Prioritizing Tasks Within a Sprint

In the discussion that ensued from another post here, Brian Bailey asked a great set of questions. The questions were big enough that I've moved them here. I'm going to intersperse Brian's questions and comments with my responses. Brian started with:

If the product owner is onsite and part of the same company, what role should she have in prioritizing tasks within a sprint? To clarify, I assume that a 30-day sprint does not mean that new features that are completed are held until the end of the sprint. If a feature is finished and ready to move to production after the first week, it can be released, correct? If that's the case, should a PO be allowed to prioritize the stories and tasks the team committed to (“Please start with this critical item”) or should the team have full control over the order things are worked on?

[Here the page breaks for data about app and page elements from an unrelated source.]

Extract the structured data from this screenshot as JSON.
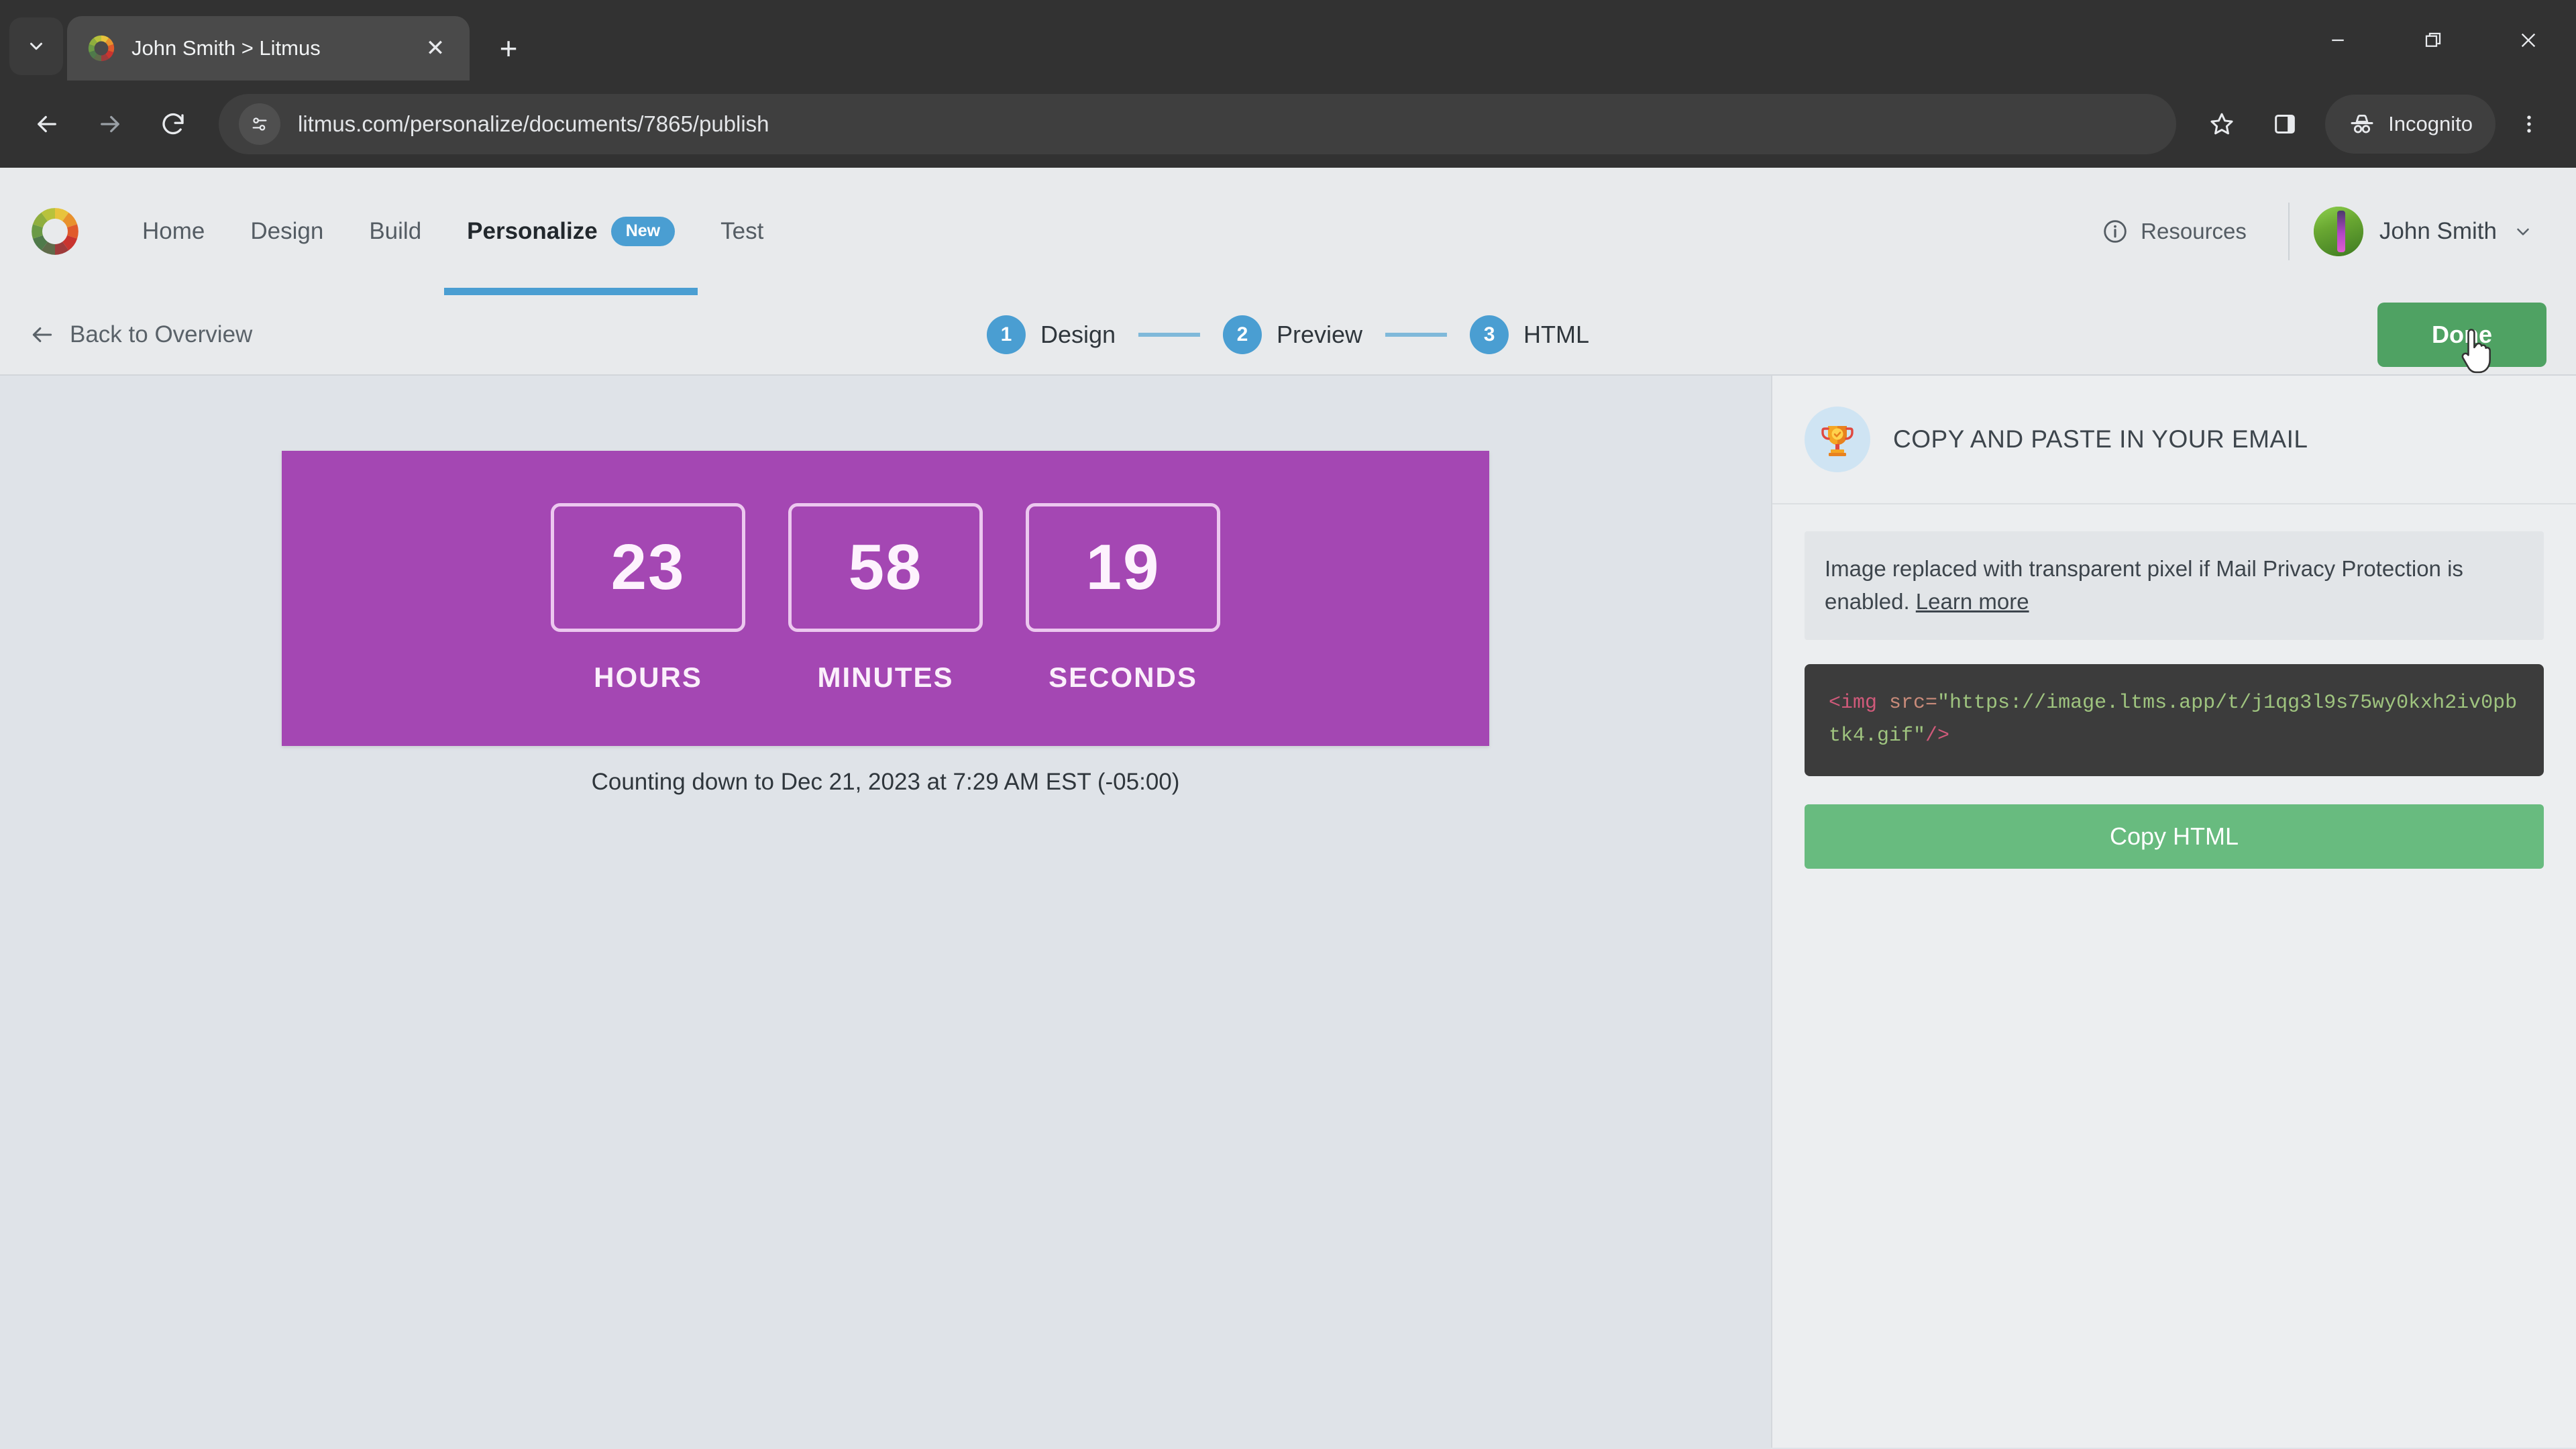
{
  "browser": {
    "tab": {
      "title": "John Smith > Litmus",
      "favicon": "litmus-color-wheel-icon",
      "close_label": "✕"
    },
    "tab_list_icon": "chevron-down-icon",
    "new_tab_label": "+",
    "window_controls": {
      "minimize": "minimize-icon",
      "restore": "restore-icon",
      "close": "close-icon"
    },
    "toolbar": {
      "back": "back-arrow-icon",
      "forward": "forward-arrow-icon",
      "reload": "reload-icon",
      "site_info": "site-settings-icon",
      "url": "litmus.com/personalize/documents/7865/publish",
      "bookmark": "star-icon",
      "side_panel": "side-panel-icon",
      "incognito_label": "Incognito",
      "incognito_icon": "incognito-hat-icon",
      "menu": "three-dot-menu-icon"
    }
  },
  "app_header": {
    "logo": "litmus-logo-icon",
    "nav": [
      {
        "label": "Home",
        "active": false
      },
      {
        "label": "Design",
        "active": false
      },
      {
        "label": "Build",
        "active": false
      },
      {
        "label": "Personalize",
        "active": true,
        "badge": "New"
      },
      {
        "label": "Test",
        "active": false
      }
    ],
    "resources_label": "Resources",
    "resources_icon": "info-circle-icon",
    "user_name": "John Smith",
    "user_chevron": "chevron-down-icon",
    "avatar": "user-avatar"
  },
  "wizard": {
    "back_label": "Back to Overview",
    "back_icon": "arrow-left-icon",
    "steps": [
      {
        "number": "1",
        "label": "Design"
      },
      {
        "number": "2",
        "label": "Preview"
      },
      {
        "number": "3",
        "label": "HTML"
      }
    ],
    "done_label": "Done"
  },
  "countdown": {
    "units": [
      {
        "value": "23",
        "label": "HOURS"
      },
      {
        "value": "58",
        "label": "MINUTES"
      },
      {
        "value": "19",
        "label": "SECONDS"
      }
    ],
    "caption": "Counting down to Dec 21, 2023 at 7:29 AM EST (-05:00)",
    "background_color": "#a447b3"
  },
  "side_panel": {
    "title": "COPY AND PASTE IN YOUR EMAIL",
    "icon": "trophy-icon",
    "notice_text": "Image replaced with transparent pixel if Mail Privacy Protection is enabled.",
    "notice_link": "Learn more",
    "code": {
      "tag_open": "<img",
      "attr": "src=",
      "value": "\"https://image.ltms.app/t/j1qg3l9s75wy0kxh2iv0pbtk4.gif\"",
      "tag_close": "/>"
    },
    "copy_label": "Copy HTML"
  },
  "colors": {
    "accent_blue": "#4a9ed2",
    "green": "#4fa263",
    "copy_green": "#68bb7f",
    "purple": "#a447b3",
    "chrome_dark": "#323232"
  }
}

First, the concept of prioritizing tasks within a sprint is one that doesn't make sense. When a team plans a sprint they make a commitment to complete the user stories they select from the product backlog. It's not a come-hell-or-high-water commitment, but the team is expected to do its best to complete the work they select. And averaging things out over the course of many sprints, the team should generally meet their commitment. The idea of prioritizing items within a commitment doesn't make sense. Back in 1988 I got married and made a commitment to my wife, Laura. I promised to love, honor, and cherish her. (We mutually agreed to drop “obey.”) I didn't promise to love her all the time, honor her if there was more time and then cherish her as a stretch goal. But what about Brian's statement that, “I assume that a 30-day sprint does not mean that new features that are completed are held until the end of the sprint.” Well, yes and no. This depends upon what was agreed to during sprint planning. The default assumption should be that the team has the right to rip the system apart on day one of the sprint and does not have to have it put back together until the last day. (For argument's sake, I'm ignoring that this would be a bad idea for many reasons.) If the product owner needs an interim deliverable during the sprint, that should be discussed and planned during the sprint planning meeting. There will almost certainly be some overhead in doing this and the team needs to account for that. Even better, though, I'd suggest trying a shorter sprint length if this is common. Back to Brian:

And of course, the dangerous follow-up that almost seems inevitable - could the PO then decide or shift priorities (not adding or replacing tasks, though) throughout the sprint? I'm confident this is a bad idea and could lead to micro-management instead of team-driven development. But I can also see how the PO might have a good reason for something to be moved to the front of the line.

You're correct. This is a bad idea. One of the challenges with 30-day sprints is that it is a long time to make the business go without changing its collective mind. If this questions are legitimate concerns then a shorter sprint length is a likely solution.



About the Author

As the founder of Mountain Goat Software, Mike Cohn specializes in helping companies adopt and improve their use of agile processes and techniques to build extremely high-performance teams. He is the author of User Stories Applied for Agile Software Development, Agile Estimating and Planning, and Succeeding with Agile. Mike is a founding member of theĀ Agile Alliance and Scrum Alliance. He is also the founder of, an online agile training website. He can be reached at or connect with Mike on Google+.